Nurses fear single room-only hospitals risk damaging patient safety and team work, but patients generally prefer having their own room, according to latest analysis.
Increasingly, new hospital design includes greater proportions of single room accommodation and in some cases all single inpatient rooms, highlighted the authors of the research.
The first NHS hospital in England to have 100% single in-patient rooms in all wards and high-acuity areas opened near Tunbridge Wells in Kent during 2011.
Their study, published online by the National Institute for Health Research, examined the impact of moving from large bays and traditional “Nightingale-style” wards to 100% single room accommodation at the new Tunbridge Wells Hospital in Pembury.
The two-year project considered the views of staff and patients before and after the move to the new, purpose-built hospital where every room has a single bed and en suite bathroom.
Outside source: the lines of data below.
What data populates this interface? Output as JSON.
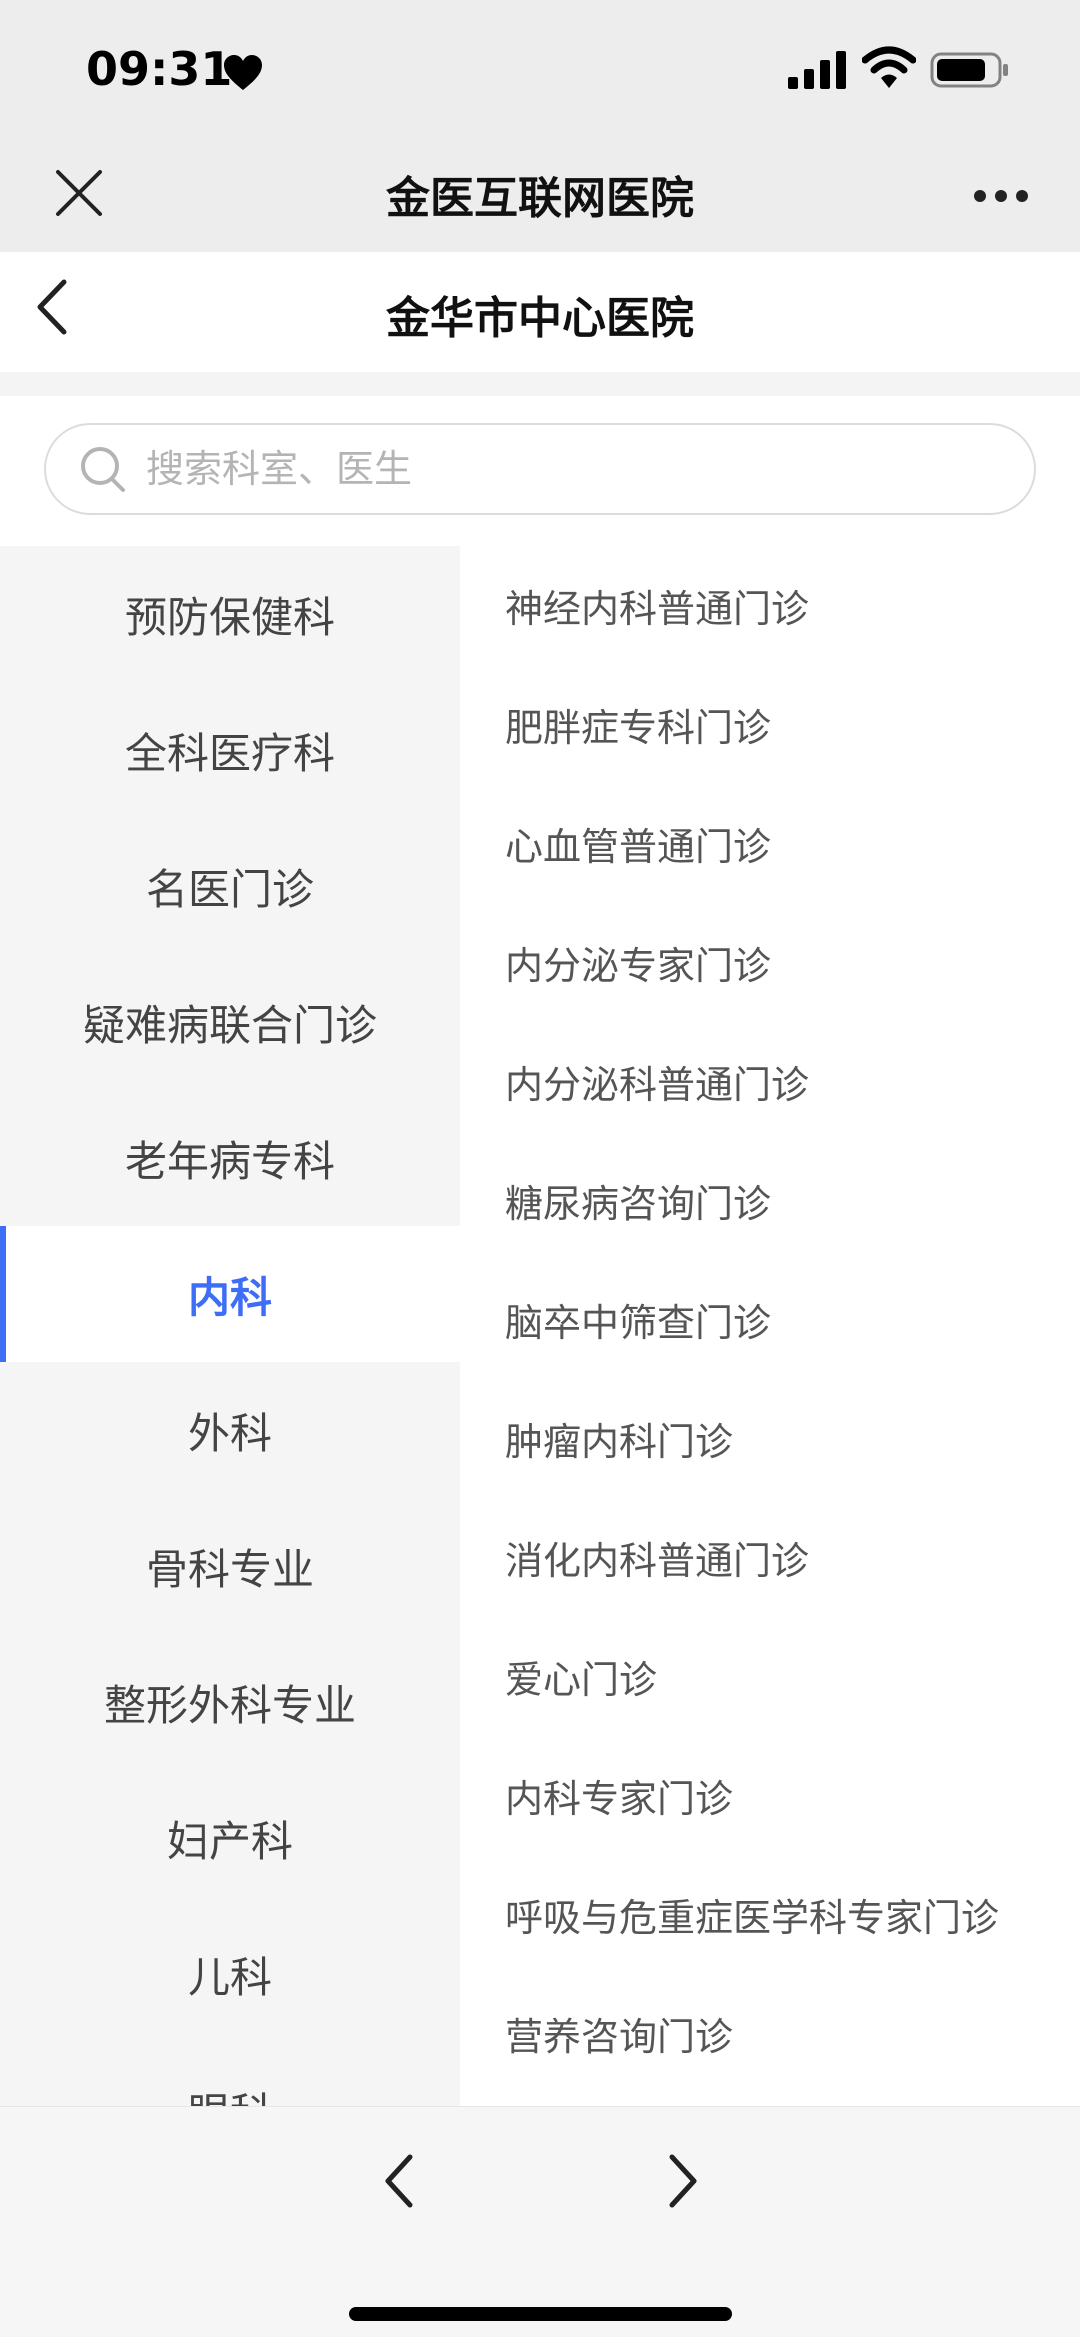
{
  "status_bar": {
    "time": "09:31",
    "icons": [
      "heart-icon",
      "cellular-signal-icon",
      "wifi-icon",
      "battery-icon"
    ]
  },
  "title_bar": {
    "title": "金医互联网医院",
    "close_icon": "close-icon",
    "more_icon": "more-icon"
  },
  "page_header": {
    "title": "金华市中心医院",
    "back_icon": "chevron-left-icon"
  },
  "search": {
    "placeholder": "搜索科室、医生",
    "value": "",
    "icon": "search-icon"
  },
  "departments": {
    "active_index": 5,
    "accent_color": "#3d6ef5",
    "items": [
      "预防保健科",
      "全科医疗科",
      "名医门诊",
      "疑难病联合门诊",
      "老年病专科",
      "内科",
      "外科",
      "骨科专业",
      "整形外科专业",
      "妇产科",
      "儿科",
      "眼科"
    ]
  },
  "clinics": {
    "items": [
      "神经内科普通门诊",
      "肥胖症专科门诊",
      "心血管普通门诊",
      "内分泌专家门诊",
      "内分泌科普通门诊",
      "糖尿病咨询门诊",
      "脑卒中筛查门诊",
      "肿瘤内科门诊",
      "消化内科普通门诊",
      "爱心门诊",
      "内科专家门诊",
      "呼吸与危重症医学科专家门诊",
      "营养咨询门诊"
    ]
  },
  "bottom_nav": {
    "back_icon": "chevron-left-icon",
    "forward_icon": "chevron-right-icon"
  }
}
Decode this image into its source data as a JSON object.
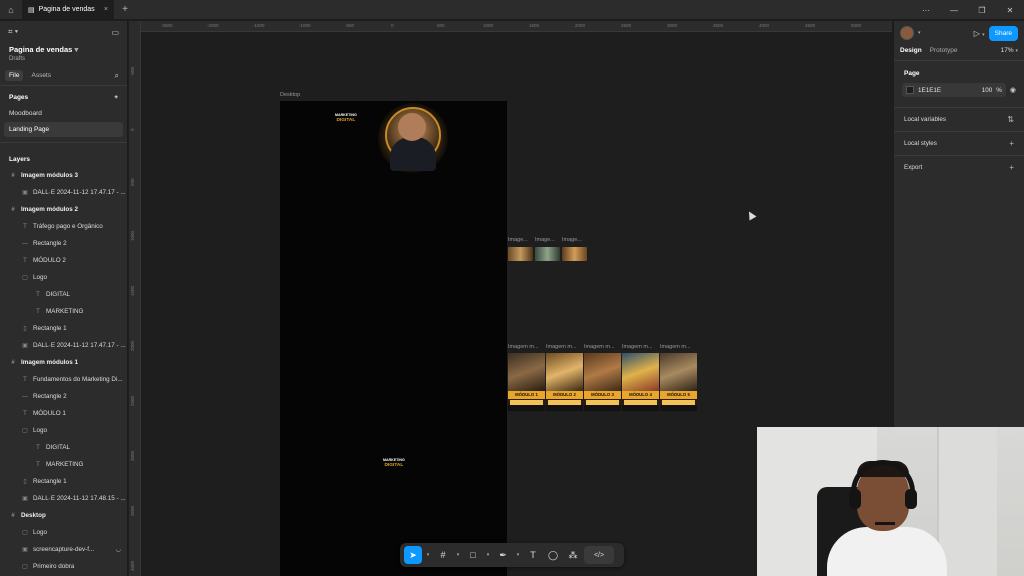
{
  "tabbar": {
    "tab_title": "Pagina de vendas",
    "home_icon": "home-icon",
    "close_icon": "close-icon",
    "new_tab_icon": "plus-icon"
  },
  "left_panel": {
    "file_name": "Pagina de vendas",
    "location": "Drafts",
    "tabs": [
      "File",
      "Assets"
    ],
    "pages_title": "Pages",
    "pages": [
      "Moodboard",
      "Landing Page"
    ],
    "active_page": "Landing Page",
    "layers_title": "Layers",
    "layers": [
      {
        "label": "Imagem módulos 3",
        "level": 0,
        "icon": "#"
      },
      {
        "label": "DALL·E 2024-11-12 17.47.17 - ...",
        "level": 1,
        "icon": "▣"
      },
      {
        "label": "Imagem módulos 2",
        "level": 0,
        "icon": "#"
      },
      {
        "label": "Tráfego pago e Orgânico",
        "level": 1,
        "icon": "T"
      },
      {
        "label": "Rectangle 2",
        "level": 1,
        "icon": "—"
      },
      {
        "label": "MÓDULO 2",
        "level": 1,
        "icon": "T"
      },
      {
        "label": "Logo",
        "level": 1,
        "icon": "▢"
      },
      {
        "label": "DIGITAL",
        "level": 2,
        "icon": "T"
      },
      {
        "label": "MARKETING",
        "level": 2,
        "icon": "T"
      },
      {
        "label": "Rectangle 1",
        "level": 1,
        "icon": "▯"
      },
      {
        "label": "DALL·E 2024-11-12 17.47.17 - ...",
        "level": 1,
        "icon": "▣"
      },
      {
        "label": "Imagem módulos 1",
        "level": 0,
        "icon": "#"
      },
      {
        "label": "Fundamentos do Marketing Di...",
        "level": 1,
        "icon": "T"
      },
      {
        "label": "Rectangle 2",
        "level": 1,
        "icon": "—"
      },
      {
        "label": "MÓDULO 1",
        "level": 1,
        "icon": "T"
      },
      {
        "label": "Logo",
        "level": 1,
        "icon": "▢"
      },
      {
        "label": "DIGITAL",
        "level": 2,
        "icon": "T"
      },
      {
        "label": "MARKETING",
        "level": 2,
        "icon": "T"
      },
      {
        "label": "Rectangle 1",
        "level": 1,
        "icon": "▯"
      },
      {
        "label": "DALL·E 2024-11-12 17.48.15 - ...",
        "level": 1,
        "icon": "▣"
      },
      {
        "label": "Desktop",
        "level": 0,
        "icon": "#"
      },
      {
        "label": "Logo",
        "level": 1,
        "icon": "▢"
      },
      {
        "label": "screencapture-dev-f...",
        "level": 1,
        "icon": "▣"
      },
      {
        "label": "Primeiro dobra",
        "level": 1,
        "icon": "▢"
      }
    ]
  },
  "canvas": {
    "ruler_top": [
      "-2500",
      "-2000",
      "-1500",
      "-1000",
      "-500",
      "0",
      "500",
      "1000",
      "1500",
      "2000",
      "2500",
      "3000",
      "3500",
      "4000",
      "4500",
      "5000"
    ],
    "ruler_left": [
      "-500",
      "0",
      "500",
      "1000",
      "1500",
      "2000",
      "2500",
      "3000",
      "3500",
      "4000"
    ],
    "desktop_label": "Desktop",
    "logo_top": "MARKETING",
    "logo_bottom": "DIGITAL",
    "thumb_labels": [
      "Image...",
      "Image...",
      "Image..."
    ],
    "module_labels_top": [
      "Imagem m...",
      "Imagem m...",
      "Imagem m...",
      "Imagem m...",
      "Imagem m..."
    ],
    "modules": [
      "MÓDULO 1",
      "MÓDULO 2",
      "MÓDULO 3",
      "MÓDULO 4",
      "MÓDULO 5"
    ]
  },
  "toolbar": {
    "tools": [
      "move-tool",
      "frame-tool",
      "shape-tool",
      "pen-tool",
      "text-tool",
      "comment-tool",
      "actions-tool",
      "dev-mode-toggle"
    ]
  },
  "right_panel": {
    "share_label": "Share",
    "tabs": [
      "Design",
      "Prototype"
    ],
    "active_tab": "Design",
    "zoom": "17%",
    "page_section": "Page",
    "page_color": "1E1E1E",
    "page_opacity": "100",
    "opacity_unit": "%",
    "rows": [
      "Local variables",
      "Local styles",
      "Export"
    ]
  },
  "colors": {
    "accent": "#0d99ff",
    "canvas_bg": "#1e1e1e",
    "panel_bg": "#2c2c2c",
    "gold": "#e9a62b"
  }
}
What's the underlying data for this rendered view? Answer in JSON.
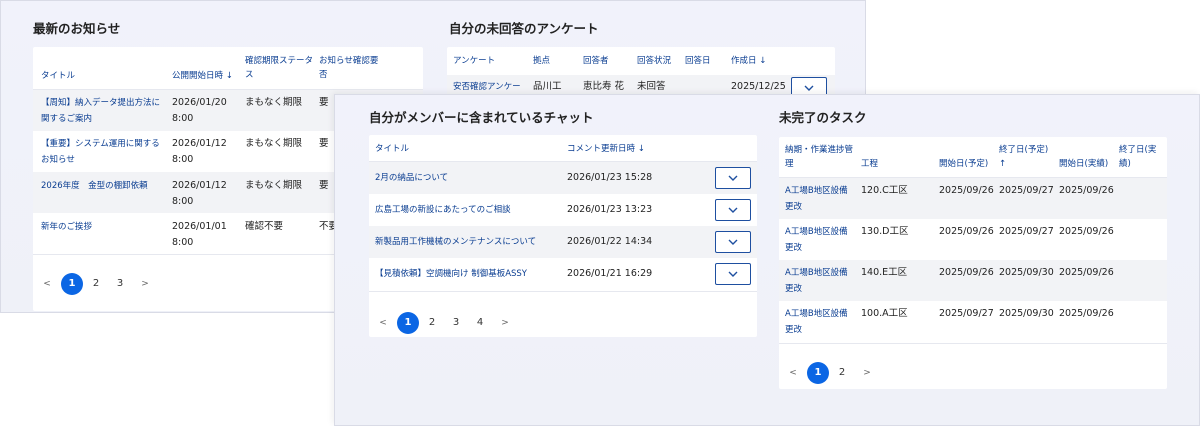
{
  "notices": {
    "title": "最新のお知らせ",
    "headers": [
      "タイトル",
      "公開開始日時 ↓",
      "確認期限ステータス",
      "お知らせ確認要否"
    ],
    "rows": [
      {
        "title": "【周知】納入データ提出方法に関するご案内",
        "date": "2026/01/20",
        "time": "8:00",
        "status": "まもなく期限",
        "need": "要"
      },
      {
        "title": "【重要】システム運用に関するお知らせ",
        "date": "2026/01/12",
        "time": "8:00",
        "status": "まもなく期限",
        "need": "要"
      },
      {
        "title": "2026年度　金型の棚卸依頼",
        "date": "2026/01/12",
        "time": "8:00",
        "status": "まもなく期限",
        "need": "要"
      },
      {
        "title": "新年のご挨拶",
        "date": "2026/01/01",
        "time": "8:00",
        "status": "確認不要",
        "need": "不要"
      }
    ],
    "pagination": {
      "prev": "<",
      "pages": [
        "1",
        "2",
        "3"
      ],
      "next": ">"
    }
  },
  "surveys": {
    "title": "自分の未回答のアンケート",
    "headers": [
      "アンケート",
      "拠点",
      "回答者",
      "回答状況",
      "回答日",
      "作成日 ↓"
    ],
    "row": {
      "survey": "安否確認アンケー",
      "site": "品川工",
      "respondent": "恵比寿 花",
      "status": "未回答",
      "created": "2025/12/25"
    }
  },
  "chats": {
    "title": "自分がメンバーに含まれているチャット",
    "headers": [
      "タイトル",
      "コメント更新日時 ↓"
    ],
    "rows": [
      {
        "title": "2月の納品について",
        "updated": "2026/01/23 15:28"
      },
      {
        "title": "広島工場の新設にあたってのご相談",
        "updated": "2026/01/23 13:23"
      },
      {
        "title": "新製品用工作機械のメンテナンスについて",
        "updated": "2026/01/22 14:34"
      },
      {
        "title": "【見積依頼】空調機向け 制御基板ASSY",
        "updated": "2026/01/21 16:29"
      }
    ],
    "pagination": {
      "prev": "<",
      "pages": [
        "1",
        "2",
        "3",
        "4"
      ],
      "next": ">"
    }
  },
  "tasks": {
    "title": "未完了のタスク",
    "headers": [
      "納期・作業進捗管理",
      "工程",
      "開始日(予定)",
      "終了日(予定) ↑",
      "開始日(実績)",
      "終了日(実績)"
    ],
    "rows": [
      {
        "name": "A工場B地区設備更改",
        "process": "120.C工区",
        "start_plan": "2025/09/26",
        "end_plan": "2025/09/27",
        "start_actual": "2025/09/26"
      },
      {
        "name": "A工場B地区設備更改",
        "process": "130.D工区",
        "start_plan": "2025/09/26",
        "end_plan": "2025/09/27",
        "start_actual": "2025/09/26"
      },
      {
        "name": "A工場B地区設備更改",
        "process": "140.E工区",
        "start_plan": "2025/09/26",
        "end_plan": "2025/09/30",
        "start_actual": "2025/09/26"
      },
      {
        "name": "A工場B地区設備更改",
        "process": "100.A工区",
        "start_plan": "2025/09/27",
        "end_plan": "2025/09/30",
        "start_actual": "2025/09/26"
      }
    ],
    "pagination": {
      "prev": "<",
      "pages": [
        "1",
        "2"
      ],
      "next": ">"
    }
  },
  "colors": {
    "accent": "#0b66e4",
    "link": "#0a3d91",
    "panel_bg": "#f1f2fb"
  }
}
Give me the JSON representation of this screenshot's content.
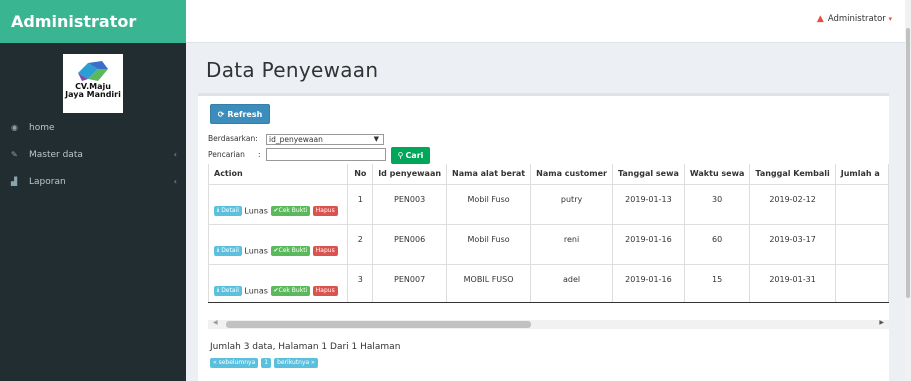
{
  "brand": "Administrator",
  "logo": {
    "line1": "CV.Maju",
    "line2": "Jaya Mandiri"
  },
  "sidebar": {
    "items": [
      {
        "label": "home",
        "icon": "dashboard-icon"
      },
      {
        "label": "Master data",
        "icon": "edit-icon",
        "has_chevron": true
      },
      {
        "label": "Laporan",
        "icon": "chart-icon",
        "has_chevron": true
      }
    ]
  },
  "topbar": {
    "user": "Administrator"
  },
  "page": {
    "title": "Data Penyewaan"
  },
  "toolbar": {
    "refresh_label": "Refresh",
    "filter_label": "Berdasarkan",
    "filter_value": "id_penyewaan",
    "search_label": "Pencarian",
    "search_value": "",
    "search_button": "Cari"
  },
  "table": {
    "headers": [
      "Action",
      "No",
      "Id penyewaan",
      "Nama alat berat",
      "Nama customer",
      "Tanggal sewa",
      "Waktu sewa",
      "Tanggal Kembali",
      "Jumlah a"
    ],
    "action_labels": {
      "detail": "Detail",
      "status": "Lunas",
      "cek": "Cek Bukti",
      "hapus": "Hapus"
    },
    "rows": [
      {
        "no": "1",
        "id": "PEN003",
        "alat": "Mobil Fuso",
        "customer": "putry",
        "tgl_sewa": "2019-01-13",
        "waktu": "30",
        "tgl_kembali": "2019-02-12"
      },
      {
        "no": "2",
        "id": "PEN006",
        "alat": "Mobil Fuso",
        "customer": "reni",
        "tgl_sewa": "2019-01-16",
        "waktu": "60",
        "tgl_kembali": "2019-03-17"
      },
      {
        "no": "3",
        "id": "PEN007",
        "alat": "MOBIL FUSO",
        "customer": "adel",
        "tgl_sewa": "2019-01-16",
        "waktu": "15",
        "tgl_kembali": "2019-01-31"
      }
    ]
  },
  "summary": "Jumlah 3 data, Halaman 1 Dari 1 Halaman",
  "pager": {
    "prev": "« sebelumnya",
    "page": "1",
    "next": "berikutnya »"
  },
  "colors": {
    "brand": "#39b591",
    "sidebar": "#222d32",
    "primary": "#3c8dbc",
    "success": "#00a65a",
    "info": "#5bc0de",
    "danger": "#d9534f"
  }
}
They found high levels of anxiety among nursing staff trying to adapt to the new working environment. While nurses could see the benefits of single rooms when it came to privacy, confidentiality and for visitors, they also flagged up a range of issues.
Key concerns included difficulty in monitoring patients, especially when it came to keeping an eye on those at risk of falls, though the researchers found no clear evidence that patient safety had been affected.
Staff also found it harder to find each other and said they had less contact with colleagues, so it was more difficult to observe other people’s work, share ideas or ask for help.
Nurses were asked their opinion at different points during the study, which involved researchers from the National Nursing Research Unit at King’s College London, Southampton University and Imperial College Business School.
Each time, less than 18% of staff said they preferred 100% single rooms, with most saying they would rather have a combination of beds in single rooms and in bays.
Sixty-two per cent of respondents in the staff survey felt the response to calls was worse in single-bedded rooms. Ratings of teamwork, handovers and communication between different healthcare professions were lower after the move.
“Nurses found it difficult to monitor multiple patients as they didn’t have a line of sight across a bay of beds”
Nurses also reported feeling “pulled” and that they were not able to spend as much as they wanted with some patients, or alternatively getting “stuck” in one room when they needed to be elsewhere.
In contrast, the majority of patients were in favour of single rooms, reporting they were more comfortable, less noisy and that it was easier to get to sleep.
Lead study author Professor Jill Maben, director of the NNRU at King’s, said the research painted a mixed picture of the advantages and disadvantages of 100% single occupancy facilities.
“On the one had we have seen improved patients experience because of benefits such as privacy and noise reduction while on the other some patients have reported feeling isolated or lonely,” she said.
“For staff the picture is even more complex,” she said. “Nurses found it difficult to monitor multiple patients as they didn’t have a line of sight across a bay of beds and this was especially important for older vulnerable patients at risk of falling.”
The report suggested that training and rehearsing new ways of working before making a shift to single room working could help improve the experiences of both patients and staff.
What do you think of single-room wards?
Would you prefer this way of working? What advantages and disadvantages could this ward structure present?
At 1pm today (Wednesday 8 April) we’re going to be hosting a live discussion on Twitter. To join in simply search for #NTtwitchat and use this hashtag in all your tweets.